The trick here is to provide your body with a carbohydrate to protein ratio or 4:1. This way, your body can replenish the lost energy supply in the form of carbohydrates, at the same time you can feed your muscles with protein so they can recover effectively. There’s also the nutrients from the banana, calcium and other minerals from the chocolate milk. And of course, it tastes awesome. If you’re worried about calories, choose a low-calorie, low-sugar chocolate milk. But do remember that your body will have a high metabolic rate after your workout, so it can easily burn some calories.

Whether you choose sports drinks or a banana protein shake, it’s good that you have viable choices.

The Secret of Mac And Cheese

What did foodie president Thomas Jefferson start? After discovering a cheesy, rich pasta dish in France. he brought it back in the early 1800s and introduced his dinner guests to a delicious new concoction loaded with rich cream, cheddar cheese and baked to a bubbly, crusty perfection. The latest from France, he undoubtedly proclaimed, along with his other creations including ice cream, french fried potatoes, fine wines and exotic fruits and vegetables, all whipped up at his estate kitchen by his French-trained chef (not to mention at the White House), and Colonial foodies dug in. For Southerners, homemade mac and cheese casserole has always been a staple on holiday dinner tables.

Once commercial production began, Kraft Foods harnessed its great potential by mass-producing and boxing it up for busy mothers and hungry children, putting it on the map during the Depression, in 1937. While many cooks still preferred to make it from scratch, it created quite a stir in packaged foods, right up there with sliced white bread and Toll House cookies. In spite of a former First Lady’s campaign maligning it, boxed mac and cheese is a pantry staple.

No question, it has come a long way, and some of its newest versions are just plain outrageous. Seems each restaurant and chef wants to outdo the others, and while perhaps some (maybe) delicious variations, the new combinations could qualify as just plain bizarre.
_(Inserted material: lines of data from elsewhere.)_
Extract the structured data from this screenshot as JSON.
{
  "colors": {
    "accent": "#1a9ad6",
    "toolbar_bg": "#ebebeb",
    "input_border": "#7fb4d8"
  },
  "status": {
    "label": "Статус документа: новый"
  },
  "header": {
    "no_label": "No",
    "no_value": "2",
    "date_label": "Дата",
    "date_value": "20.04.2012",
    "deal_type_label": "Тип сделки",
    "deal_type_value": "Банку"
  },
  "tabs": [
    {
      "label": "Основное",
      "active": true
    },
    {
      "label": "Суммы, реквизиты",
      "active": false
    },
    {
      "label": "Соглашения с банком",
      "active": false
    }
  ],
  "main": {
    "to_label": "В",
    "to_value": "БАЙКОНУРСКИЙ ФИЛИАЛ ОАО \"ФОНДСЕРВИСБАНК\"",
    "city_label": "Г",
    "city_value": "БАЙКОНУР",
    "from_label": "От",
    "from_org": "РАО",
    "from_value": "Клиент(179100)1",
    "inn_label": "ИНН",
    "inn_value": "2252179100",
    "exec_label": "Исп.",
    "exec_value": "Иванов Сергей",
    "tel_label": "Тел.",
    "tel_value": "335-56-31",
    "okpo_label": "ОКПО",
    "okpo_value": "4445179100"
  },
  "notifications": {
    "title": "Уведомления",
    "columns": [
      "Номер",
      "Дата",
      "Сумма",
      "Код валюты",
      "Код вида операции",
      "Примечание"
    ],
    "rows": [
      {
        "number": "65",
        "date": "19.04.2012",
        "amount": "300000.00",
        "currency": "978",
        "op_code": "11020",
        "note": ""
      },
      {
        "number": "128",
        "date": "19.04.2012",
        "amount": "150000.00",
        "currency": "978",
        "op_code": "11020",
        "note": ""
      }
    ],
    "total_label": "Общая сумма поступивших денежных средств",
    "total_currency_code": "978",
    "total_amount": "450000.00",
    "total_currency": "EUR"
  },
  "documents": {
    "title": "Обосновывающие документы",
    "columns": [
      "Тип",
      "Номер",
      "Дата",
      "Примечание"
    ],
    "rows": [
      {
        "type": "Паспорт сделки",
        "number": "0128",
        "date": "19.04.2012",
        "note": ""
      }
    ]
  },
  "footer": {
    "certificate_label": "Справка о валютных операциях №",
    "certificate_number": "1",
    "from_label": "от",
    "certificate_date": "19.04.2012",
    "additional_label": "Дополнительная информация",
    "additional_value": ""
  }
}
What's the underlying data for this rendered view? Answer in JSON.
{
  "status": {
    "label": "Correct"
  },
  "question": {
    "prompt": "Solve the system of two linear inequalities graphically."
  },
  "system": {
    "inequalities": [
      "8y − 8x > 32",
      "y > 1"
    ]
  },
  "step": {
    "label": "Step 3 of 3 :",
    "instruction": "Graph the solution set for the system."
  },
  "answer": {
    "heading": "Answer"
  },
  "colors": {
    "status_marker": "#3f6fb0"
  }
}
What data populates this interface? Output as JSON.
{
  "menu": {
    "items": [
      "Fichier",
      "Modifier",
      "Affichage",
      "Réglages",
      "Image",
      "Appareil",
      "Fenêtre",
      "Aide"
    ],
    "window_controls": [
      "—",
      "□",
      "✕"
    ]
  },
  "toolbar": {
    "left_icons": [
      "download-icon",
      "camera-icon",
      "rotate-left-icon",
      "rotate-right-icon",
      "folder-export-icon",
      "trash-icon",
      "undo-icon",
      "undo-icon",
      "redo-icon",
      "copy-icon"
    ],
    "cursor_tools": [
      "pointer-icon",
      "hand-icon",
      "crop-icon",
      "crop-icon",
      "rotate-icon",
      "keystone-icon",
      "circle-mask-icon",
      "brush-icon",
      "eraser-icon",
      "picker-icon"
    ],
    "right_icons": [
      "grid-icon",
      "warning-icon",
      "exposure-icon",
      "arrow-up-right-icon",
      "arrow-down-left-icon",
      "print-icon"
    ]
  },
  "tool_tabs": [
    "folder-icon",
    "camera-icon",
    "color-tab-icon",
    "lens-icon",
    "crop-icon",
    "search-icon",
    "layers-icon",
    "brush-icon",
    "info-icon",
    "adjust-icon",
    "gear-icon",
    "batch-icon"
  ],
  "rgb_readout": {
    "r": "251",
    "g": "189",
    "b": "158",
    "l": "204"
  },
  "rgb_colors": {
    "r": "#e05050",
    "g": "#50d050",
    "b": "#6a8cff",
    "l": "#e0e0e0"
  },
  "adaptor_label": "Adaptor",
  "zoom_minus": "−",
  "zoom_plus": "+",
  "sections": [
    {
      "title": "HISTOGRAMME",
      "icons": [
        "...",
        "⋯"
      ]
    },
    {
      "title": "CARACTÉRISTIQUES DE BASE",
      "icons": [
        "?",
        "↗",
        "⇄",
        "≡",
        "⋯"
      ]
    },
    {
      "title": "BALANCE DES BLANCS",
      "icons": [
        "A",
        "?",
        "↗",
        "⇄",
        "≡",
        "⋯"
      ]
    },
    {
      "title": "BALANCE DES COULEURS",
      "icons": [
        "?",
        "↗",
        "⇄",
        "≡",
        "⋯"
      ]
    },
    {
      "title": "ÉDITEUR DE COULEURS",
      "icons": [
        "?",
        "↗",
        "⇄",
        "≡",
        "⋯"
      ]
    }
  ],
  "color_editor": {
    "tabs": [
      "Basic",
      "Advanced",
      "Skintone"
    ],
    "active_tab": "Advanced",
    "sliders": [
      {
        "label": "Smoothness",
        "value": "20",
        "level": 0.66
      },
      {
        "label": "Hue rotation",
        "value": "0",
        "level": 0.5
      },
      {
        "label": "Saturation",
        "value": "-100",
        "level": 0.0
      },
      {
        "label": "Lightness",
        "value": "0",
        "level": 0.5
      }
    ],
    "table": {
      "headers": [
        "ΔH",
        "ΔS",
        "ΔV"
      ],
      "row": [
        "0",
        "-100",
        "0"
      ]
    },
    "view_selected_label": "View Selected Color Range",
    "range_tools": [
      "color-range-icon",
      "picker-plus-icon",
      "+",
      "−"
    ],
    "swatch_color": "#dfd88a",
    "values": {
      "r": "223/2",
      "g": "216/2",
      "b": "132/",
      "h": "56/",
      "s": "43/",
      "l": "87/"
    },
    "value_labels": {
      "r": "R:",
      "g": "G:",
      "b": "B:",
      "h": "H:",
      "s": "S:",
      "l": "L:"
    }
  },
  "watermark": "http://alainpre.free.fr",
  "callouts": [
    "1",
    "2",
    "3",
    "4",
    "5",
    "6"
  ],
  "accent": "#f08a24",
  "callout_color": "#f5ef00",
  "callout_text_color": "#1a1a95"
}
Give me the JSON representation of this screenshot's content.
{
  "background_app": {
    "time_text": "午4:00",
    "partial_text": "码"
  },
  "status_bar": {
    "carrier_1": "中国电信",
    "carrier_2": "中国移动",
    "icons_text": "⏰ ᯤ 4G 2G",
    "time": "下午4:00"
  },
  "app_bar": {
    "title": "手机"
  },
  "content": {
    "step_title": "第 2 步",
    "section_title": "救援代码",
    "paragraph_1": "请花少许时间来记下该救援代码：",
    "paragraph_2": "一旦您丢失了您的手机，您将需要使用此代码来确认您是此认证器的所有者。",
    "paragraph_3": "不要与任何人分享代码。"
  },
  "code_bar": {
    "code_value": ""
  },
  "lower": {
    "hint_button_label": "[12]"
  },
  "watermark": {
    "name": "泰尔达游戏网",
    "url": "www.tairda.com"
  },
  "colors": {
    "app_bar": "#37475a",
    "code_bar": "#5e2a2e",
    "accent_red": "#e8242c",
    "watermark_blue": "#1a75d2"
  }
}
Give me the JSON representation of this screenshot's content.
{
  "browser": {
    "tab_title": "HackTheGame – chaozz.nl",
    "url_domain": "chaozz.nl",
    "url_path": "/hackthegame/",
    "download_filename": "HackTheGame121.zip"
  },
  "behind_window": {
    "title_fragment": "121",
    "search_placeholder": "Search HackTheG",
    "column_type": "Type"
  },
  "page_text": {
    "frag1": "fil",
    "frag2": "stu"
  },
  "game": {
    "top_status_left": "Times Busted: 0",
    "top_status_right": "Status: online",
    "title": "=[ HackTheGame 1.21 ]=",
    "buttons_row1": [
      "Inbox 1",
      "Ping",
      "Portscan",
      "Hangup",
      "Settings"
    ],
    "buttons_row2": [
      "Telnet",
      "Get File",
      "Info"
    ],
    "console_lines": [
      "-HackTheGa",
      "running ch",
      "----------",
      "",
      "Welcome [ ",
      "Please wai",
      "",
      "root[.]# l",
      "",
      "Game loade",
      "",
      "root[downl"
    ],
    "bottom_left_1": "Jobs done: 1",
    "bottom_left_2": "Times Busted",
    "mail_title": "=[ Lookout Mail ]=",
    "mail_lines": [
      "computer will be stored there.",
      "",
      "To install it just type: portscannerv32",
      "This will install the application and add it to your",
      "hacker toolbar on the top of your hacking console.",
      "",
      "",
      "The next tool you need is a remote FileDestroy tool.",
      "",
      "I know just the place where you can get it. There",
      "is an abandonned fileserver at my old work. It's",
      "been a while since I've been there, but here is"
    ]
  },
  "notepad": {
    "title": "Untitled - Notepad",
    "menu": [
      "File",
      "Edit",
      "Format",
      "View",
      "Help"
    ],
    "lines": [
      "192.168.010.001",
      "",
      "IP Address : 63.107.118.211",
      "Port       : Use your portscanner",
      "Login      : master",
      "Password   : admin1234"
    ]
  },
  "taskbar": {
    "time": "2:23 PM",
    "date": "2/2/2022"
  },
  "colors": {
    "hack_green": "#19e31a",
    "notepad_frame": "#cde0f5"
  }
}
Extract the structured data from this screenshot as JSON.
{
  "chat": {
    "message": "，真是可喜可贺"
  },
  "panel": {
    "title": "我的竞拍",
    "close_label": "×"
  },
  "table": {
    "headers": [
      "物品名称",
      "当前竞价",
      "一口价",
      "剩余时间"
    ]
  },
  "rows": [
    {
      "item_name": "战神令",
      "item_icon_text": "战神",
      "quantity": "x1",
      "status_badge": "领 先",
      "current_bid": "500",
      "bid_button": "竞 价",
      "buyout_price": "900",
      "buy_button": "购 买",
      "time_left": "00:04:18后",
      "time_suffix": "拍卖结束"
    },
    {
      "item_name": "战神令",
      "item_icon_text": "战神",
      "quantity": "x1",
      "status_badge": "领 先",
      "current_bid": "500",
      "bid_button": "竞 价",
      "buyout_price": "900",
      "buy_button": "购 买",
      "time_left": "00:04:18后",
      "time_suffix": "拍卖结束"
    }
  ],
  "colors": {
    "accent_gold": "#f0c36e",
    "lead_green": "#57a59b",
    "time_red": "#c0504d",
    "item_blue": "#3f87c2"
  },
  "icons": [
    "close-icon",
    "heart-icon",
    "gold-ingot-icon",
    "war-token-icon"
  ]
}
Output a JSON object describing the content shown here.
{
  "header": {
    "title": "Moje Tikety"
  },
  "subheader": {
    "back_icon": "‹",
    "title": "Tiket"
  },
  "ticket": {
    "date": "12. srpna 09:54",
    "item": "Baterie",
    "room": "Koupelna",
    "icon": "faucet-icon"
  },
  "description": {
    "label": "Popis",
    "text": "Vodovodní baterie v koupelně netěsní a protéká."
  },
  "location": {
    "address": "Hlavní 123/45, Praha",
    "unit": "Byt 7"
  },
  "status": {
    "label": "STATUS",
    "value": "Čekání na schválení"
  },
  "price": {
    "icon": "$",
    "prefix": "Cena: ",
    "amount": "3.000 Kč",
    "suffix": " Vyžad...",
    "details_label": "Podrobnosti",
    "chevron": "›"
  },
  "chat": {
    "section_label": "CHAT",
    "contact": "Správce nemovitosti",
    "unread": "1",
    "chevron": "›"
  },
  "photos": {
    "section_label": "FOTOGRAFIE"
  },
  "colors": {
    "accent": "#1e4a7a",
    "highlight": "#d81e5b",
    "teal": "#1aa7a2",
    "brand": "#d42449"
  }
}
Here is a list of current popular creations:

Mac and cheese bagels (actually baked into the dough) from Einstein Bros.Bagels

Mac and cheese balls, breaded and deep fried for a new experience in hors d’oeurves (Trader Joe’s are especially good)

Pizza topped with mac and cheese is showing up at several major chains

Hamburgers topped or stuffed with mac and cheese

Mac and Cheese Stuffed Peppers

Mac and Cheese Grilled Cheese Sandwich

Meatball-stuffed sandwich sliders

Mexican foods (quesadillas, burritos and enchiladas) stuffed with M&C

Hot Dogs topped off with M&C (hold the ketchup)

Rich homemade baked M&C casserole with lobster (and a very hefty price)

Mac and cheese topped with white truffles

Of course, driving up the cost and (sometimes) the taste level, any cheese can be used, including Gruyere (Martha Stewart’s favorite which will run you about $30/pound, but hey, it’s Martha Stewart) and blue cheese, which adds an interesting and new taste for this classic dish, rather than traditional cheddar and Velveeta. Maybe a chunk of butter and some sour cream to up the calories.

And at one L.A. restaurant, truffle oil and a splash of white wine is added for the bargain price of $95 per serving (you read that right). Yikes.

In other words, just about anything you can dream up, you can do with your basic mac and cheese, so get creative if the spirit moves you. But for you purists, nothing beats the creamy goodness of macaroni, rich cheddar cheese sauce and buttery crumb topping baked to gooey perfection in the oven. It may be all grown up, but no doubt about it. Some things are better just left alone.